In response to the timely news article on global warming in New Times last week ("One gaseous goal," April 5), we would like to state that in spite of some opinions in Sacramento to the contrary, there are models for building green communities and buildings as a response to global warming. Furthermore, these models contain numerical analysis that shows how effective doing this can be in climate recovery efforts.
Looking at carbon dioxide emissions in the atmosphere, we see a sharp rise over the last 50 years. This trend must level off over the next 50 years and then be reduced over the following 50 years to stop runaway global warming. The difference between present emissions and no more increase in emissions can be visualized as a stabilization wedge representing a reduction of 7 billion tons of carbon emissions per year (see chart).
By breaking this into seven smaller wedges each representing a reduction of 1 billion tons of carbon emissions per year we can compare the effects of a variety of carbon-reduction strategies. For example, if we reduce the birth rate worldwide a certain amount, we would achieve one of these smaller reduction wedges. Stopping all deforestation worldwide would also give us one reduction wedge. Having 2 billion cars get 60 mpg rather than 30 mpg would give us another wedge. All this sounds pretty difficult to implement, so let's look at some easier strategies.
If we reduce electricity demand in buildings by half, we can achieve two carbon reduction wedges. This is relatively easy to do, since most of the electrical use in buildings in the United States is for lighting. Designing buildings for natural day lighting, turning off unnecessary artificial light during the day, and using more efficient fixtures for the reduced artificial lighting would allow us to achieve this goal. The added bonus of natural daylighting, a simple solution, is an improvement in the health and productivity of occupants. This demonstrates the power of green building!
Let's go one step further and design zero-energy buildings. This may sound difficult, but several such buildings exist in California today. (One in Los Altos Hills was designed by San Luis Sustainability Group.) If we could convert to building zero-energy buildings, we could obtain four carbon reduction wedges out of the seven we need. One further step is making buildings net energy producers by integrating photovoltaic cells as an integral part of every building. This has already started in California, Europe, and Japan. Doing this would give us another reduction wedge, bringing us up to five reduction wedges achieved through existing green-building practices.

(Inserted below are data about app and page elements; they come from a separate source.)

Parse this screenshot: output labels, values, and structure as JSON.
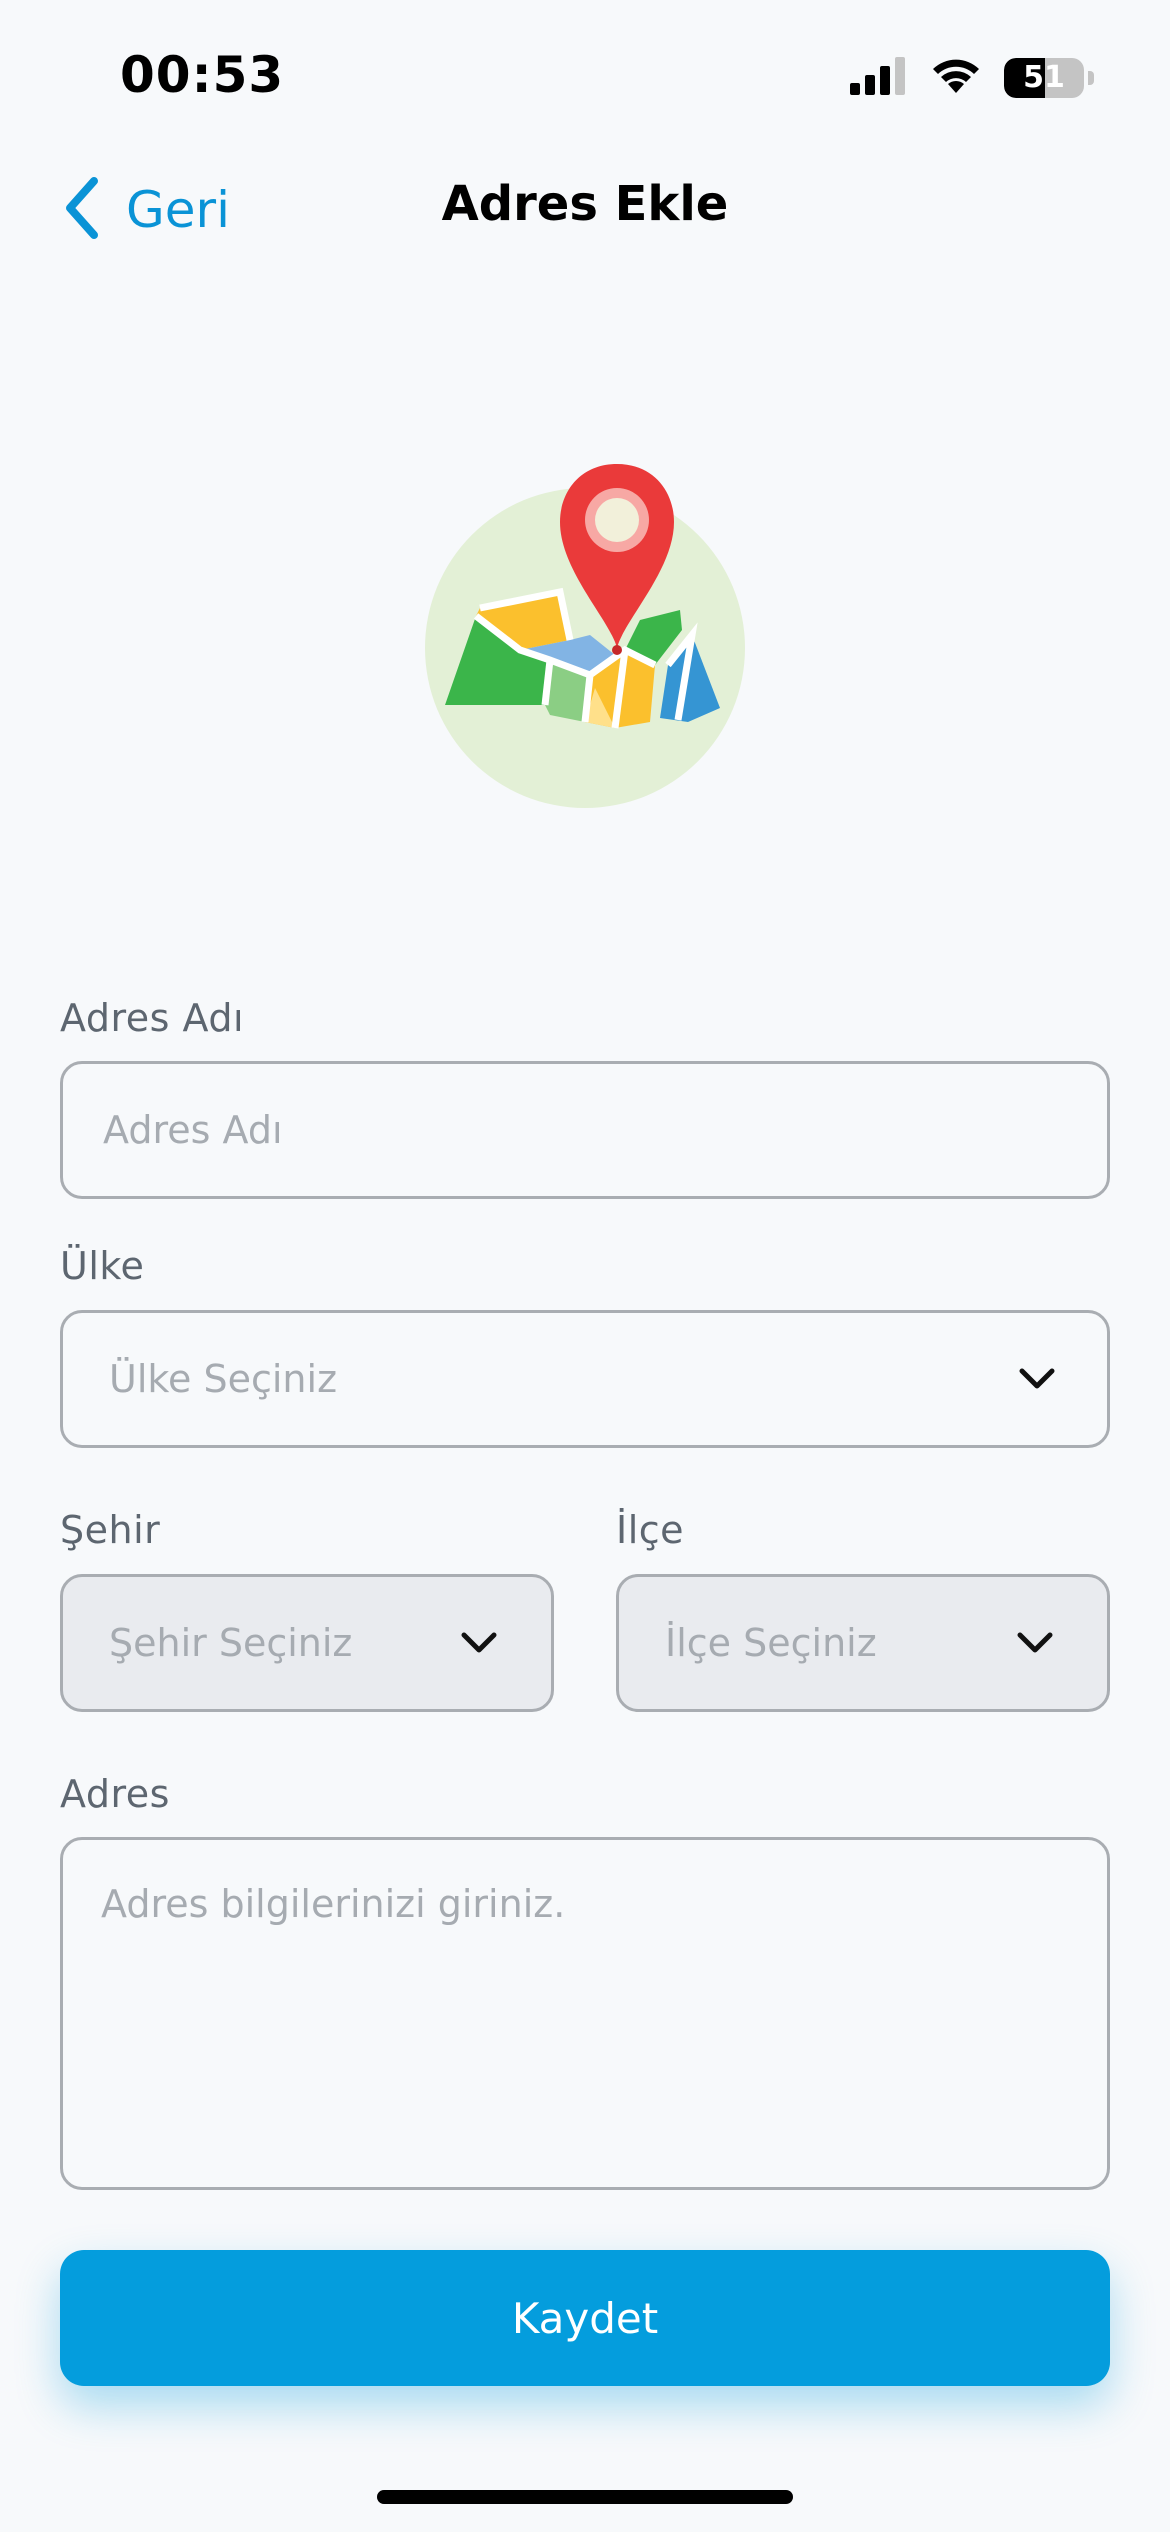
{
  "status_bar": {
    "time": "00:53",
    "battery_level": "51",
    "battery_fraction": 0.51,
    "icons": [
      "cellular-signal-icon",
      "wifi-icon",
      "battery-icon"
    ]
  },
  "nav": {
    "back_label": "Geri",
    "title": "Adres Ekle"
  },
  "illustration": {
    "icon": "map-pin-icon"
  },
  "form": {
    "address_name": {
      "label": "Adres Adı",
      "placeholder": "Adres Adı",
      "value": ""
    },
    "country": {
      "label": "Ülke",
      "placeholder": "Ülke Seçiniz"
    },
    "city": {
      "label": "Şehir",
      "placeholder": "Şehir Seçiniz"
    },
    "district": {
      "label": "İlçe",
      "placeholder": "İlçe Seçiniz"
    },
    "address": {
      "label": "Adres",
      "placeholder": "Adres bilgilerinizi giriniz.",
      "value": ""
    },
    "save_label": "Kaydet"
  },
  "colors": {
    "accent": "#049ddd",
    "link": "#0a93d6",
    "background": "#f7f9fb",
    "disabled_field": "#e9ebef"
  }
}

The next step is to develop green concepts as a major part of community planning, especially in regard to implementing smart growth principles, the Ahwahnee water principles (adopted by San Luis Obispo), and related appropriate technology. This would give us one more wedge by reducing the present massive infrastructure and transportation costs of development. This approach was pioneered in California with the very successful Village Homes development in Davis. Another successful green community plan was recently built in Beddington, England. By applying these concepts, we could get another wedge. Now we're up to six wedges.
Finally, we get serious about new building materials that take less energy to produce and work as passive solar components. Straw bale buildings are one example of this approach. They create a superior building while utilizing what was considered a waste product to be burned. They also work better as passive solar components. Presently there are at least 60 straw bale homes in San Luis Obispo County. This strategy of reducing the embodied energy of materials while simultaneously sequestering carbon in the building process potentially allows one more carbon reduction wedge, so we have now reached our goal of seven wedges. Eureka!
To conclude, global warming is a huge challenge, but models do exist for dealing with it. Some are reactive and require big changes in behavior. Some are proactive and easier to accomplish. If we use the existing sustainable planning, green building, and appropriate technology model and develop the cultural will we can build our way out of this big problem.
Ken Haggard and Rachel Aljilani serve SLO Green Build on the board and technical committee, respectively. They're also part of San Luis Sustainability Group architects. They can be reached at firstname.lastname@example.org.